As noted, a busy day – and tomorrow’s going to be worse, albeit with an amusing kicker. (I hope.) Here’s some stuff I got at the postcard show.Sigh:
Genuine Chili! Accept no false chilis. I don’t know how anyone could contradict the sign’s confident assertion; Steak and a Shake is, without question, a meal. I want one now. I should note that the "Steak" was a "steakburger," which is even better: it's real steak punished with sharp metal blades, rearranged into divot form, and packed between bread so you can eat it with your hands. The way meat is meant to be eaten.
You may ask why I bought this cheap old postcard of a cheap old LA hotel:

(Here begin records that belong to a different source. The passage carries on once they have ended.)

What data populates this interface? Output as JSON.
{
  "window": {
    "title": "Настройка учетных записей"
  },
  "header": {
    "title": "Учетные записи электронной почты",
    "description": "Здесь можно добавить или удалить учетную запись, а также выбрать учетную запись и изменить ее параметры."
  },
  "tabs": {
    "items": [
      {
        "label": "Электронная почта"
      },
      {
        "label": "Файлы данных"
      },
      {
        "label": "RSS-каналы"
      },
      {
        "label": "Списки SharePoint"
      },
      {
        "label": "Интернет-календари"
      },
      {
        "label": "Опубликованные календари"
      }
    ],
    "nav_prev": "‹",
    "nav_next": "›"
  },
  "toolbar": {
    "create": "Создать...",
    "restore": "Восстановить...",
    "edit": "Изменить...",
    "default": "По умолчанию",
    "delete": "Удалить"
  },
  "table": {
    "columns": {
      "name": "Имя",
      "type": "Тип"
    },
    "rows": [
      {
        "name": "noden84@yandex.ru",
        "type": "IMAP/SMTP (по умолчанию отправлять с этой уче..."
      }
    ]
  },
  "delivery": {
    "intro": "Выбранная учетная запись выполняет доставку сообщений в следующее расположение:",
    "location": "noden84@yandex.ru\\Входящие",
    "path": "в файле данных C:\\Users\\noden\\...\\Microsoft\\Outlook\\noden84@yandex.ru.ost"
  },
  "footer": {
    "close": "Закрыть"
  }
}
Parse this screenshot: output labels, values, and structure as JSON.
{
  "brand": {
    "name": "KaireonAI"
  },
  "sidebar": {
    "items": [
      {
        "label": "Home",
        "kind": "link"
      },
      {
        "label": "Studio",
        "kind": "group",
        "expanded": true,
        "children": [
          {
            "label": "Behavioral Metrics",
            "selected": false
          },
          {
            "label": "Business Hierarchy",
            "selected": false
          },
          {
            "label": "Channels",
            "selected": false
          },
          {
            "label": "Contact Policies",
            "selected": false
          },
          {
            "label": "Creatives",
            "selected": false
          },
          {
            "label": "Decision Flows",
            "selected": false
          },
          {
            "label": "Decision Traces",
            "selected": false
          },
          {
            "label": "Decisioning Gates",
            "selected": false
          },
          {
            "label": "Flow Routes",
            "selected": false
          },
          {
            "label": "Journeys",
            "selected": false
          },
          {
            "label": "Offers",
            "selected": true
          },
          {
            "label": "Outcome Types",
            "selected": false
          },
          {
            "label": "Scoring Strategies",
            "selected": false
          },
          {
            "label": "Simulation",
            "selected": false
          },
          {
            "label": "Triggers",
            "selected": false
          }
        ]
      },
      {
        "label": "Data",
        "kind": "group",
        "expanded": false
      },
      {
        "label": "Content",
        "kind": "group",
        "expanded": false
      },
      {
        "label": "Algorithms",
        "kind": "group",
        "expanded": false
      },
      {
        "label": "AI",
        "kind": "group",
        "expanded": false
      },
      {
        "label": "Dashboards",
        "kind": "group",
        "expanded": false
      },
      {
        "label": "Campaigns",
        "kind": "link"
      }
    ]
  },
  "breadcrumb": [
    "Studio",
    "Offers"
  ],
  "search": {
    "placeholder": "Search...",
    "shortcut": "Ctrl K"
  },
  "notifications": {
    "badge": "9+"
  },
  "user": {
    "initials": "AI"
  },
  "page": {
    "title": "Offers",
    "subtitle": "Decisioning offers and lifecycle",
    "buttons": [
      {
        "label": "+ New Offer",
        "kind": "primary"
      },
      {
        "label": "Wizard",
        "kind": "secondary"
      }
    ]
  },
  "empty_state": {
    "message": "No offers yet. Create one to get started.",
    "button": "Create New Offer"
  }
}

This is why, of course:
I didn’t know that French Dip was a basis for an entire restaurant, but apparently the dish was invented in LA, and this was the old hotel’s means of capitalizing on a popular addition to the American table.
Wouldn't you love to know who that old man was? An ordinary day for him, perhaps; he leaned against the building while waiting for a bus, or a friend, or a reason to live, and click: he's entered the Postcard Afterlife, frozen forever, his picture sent across the land without his knowledge or consent.
Some cityscape closeups, with lots of juicy neon. This seems like a town comfortable with making money:
It's Salt Lake City. On the opposite side of the moral continuum, it’s “Famous Silver Street, Hurley, Wisconsin." Steaks Chops Girls! You can smell the spilled beer, Winstons, hair spray and Old Spice:
The card says “Cabarets, Nite Clubs, and Dining Places make Hurley, Wisc., the Evening Entertainment Center of the Northwest.”Uh – no. Incidentally, it was signed by “Mom and Dad” and addressed to “The Kids.”
From the Fort Hays Experiment Station: sheaf-nursing field sirens!
And finally: It's the famous Mystery Spot, where the laws of gravity, and fashion, do not apply:
That is all for today, except for the Quirk (link fixed) and the Comics, both accessible below. Thanks! See you tomorrow.